● Task requirements:
The lines to find are those in the entries that hold the word "content"; copy every one of them.

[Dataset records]
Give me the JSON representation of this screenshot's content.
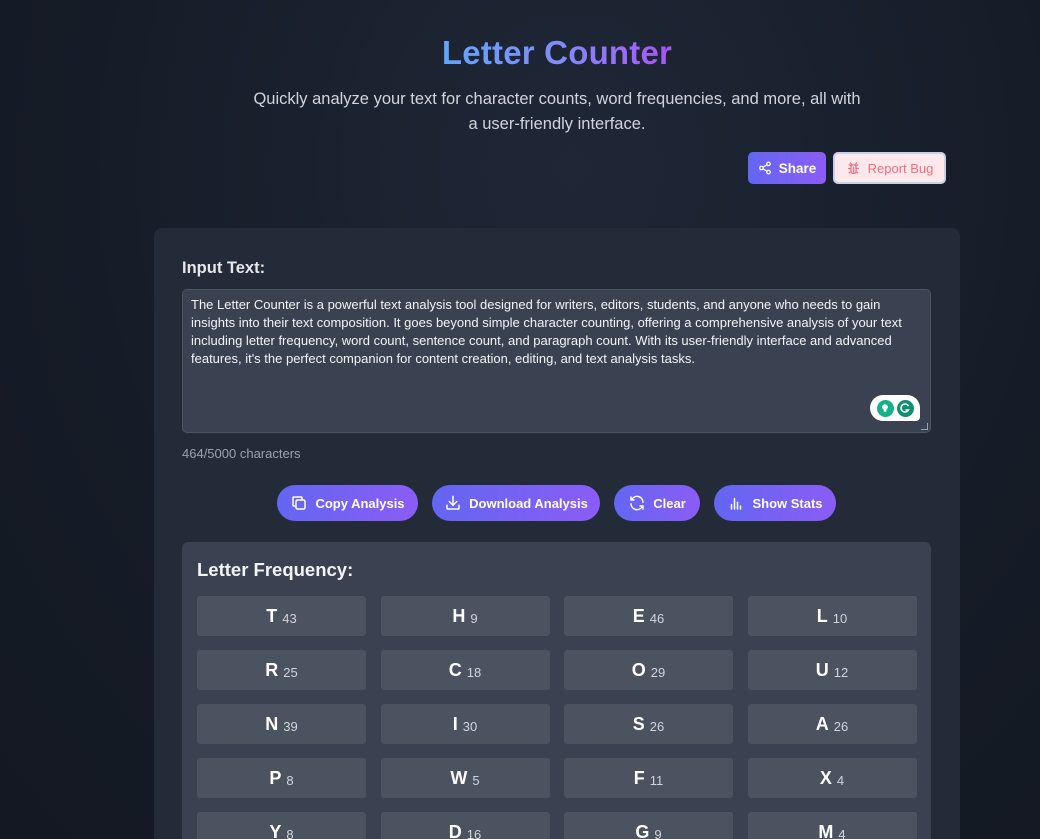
{
  "header": {
    "title": "Letter Counter",
    "subtitle": "Quickly analyze your text for character counts, word frequencies, and more, all with a user-friendly interface.",
    "share_label": "Share",
    "report_bug_label": "Report Bug"
  },
  "input": {
    "label": "Input Text:",
    "value": "The Letter Counter is a powerful text analysis tool designed for writers, editors, students, and anyone who needs to gain insights into their text composition. It goes beyond simple character counting, offering a comprehensive analysis of your text including letter frequency, word count, sentence count, and paragraph count. With its user-friendly interface and advanced features, it's the perfect companion for content creation, editing, and text analysis tasks.",
    "char_count": "464/5000 characters"
  },
  "actions": {
    "copy_label": "Copy Analysis",
    "download_label": "Download Analysis",
    "clear_label": "Clear",
    "stats_label": "Show Stats"
  },
  "frequency": {
    "title": "Letter Frequency:",
    "items": [
      {
        "letter": "T",
        "count": "43"
      },
      {
        "letter": "H",
        "count": "9"
      },
      {
        "letter": "E",
        "count": "46"
      },
      {
        "letter": "L",
        "count": "10"
      },
      {
        "letter": "R",
        "count": "25"
      },
      {
        "letter": "C",
        "count": "18"
      },
      {
        "letter": "O",
        "count": "29"
      },
      {
        "letter": "U",
        "count": "12"
      },
      {
        "letter": "N",
        "count": "39"
      },
      {
        "letter": "I",
        "count": "30"
      },
      {
        "letter": "S",
        "count": "26"
      },
      {
        "letter": "A",
        "count": "26"
      },
      {
        "letter": "P",
        "count": "8"
      },
      {
        "letter": "W",
        "count": "5"
      },
      {
        "letter": "F",
        "count": "11"
      },
      {
        "letter": "X",
        "count": "4"
      },
      {
        "letter": "Y",
        "count": "8"
      },
      {
        "letter": "D",
        "count": "16"
      },
      {
        "letter": "G",
        "count": "9"
      },
      {
        "letter": "M",
        "count": "4"
      }
    ]
  },
  "colors": {
    "accent_start": "#6366f1",
    "accent_end": "#8b5cf6",
    "title_gradient_start": "#60a5fa",
    "title_gradient_end": "#a855f7",
    "bug_text": "#ef6f7f"
  },
  "icons": [
    "share-icon",
    "bug-icon",
    "copy-icon",
    "download-icon",
    "refresh-icon",
    "bar-chart-icon",
    "grammarly-icon"
  ]
}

● Result for this exercise:
Give me the JSON representation of this screenshot's content.
    "value": "The Letter Counter is a powerful text analysis tool designed for writers, editors, students, and anyone who needs to gain insights into their text composition. It goes beyond simple character counting, offering a comprehensive analysis of your text including letter frequency, word count, sentence count, and paragraph count. With its user-friendly interface and advanced features, it's the perfect companion for content creation, editing, and text analysis tasks.",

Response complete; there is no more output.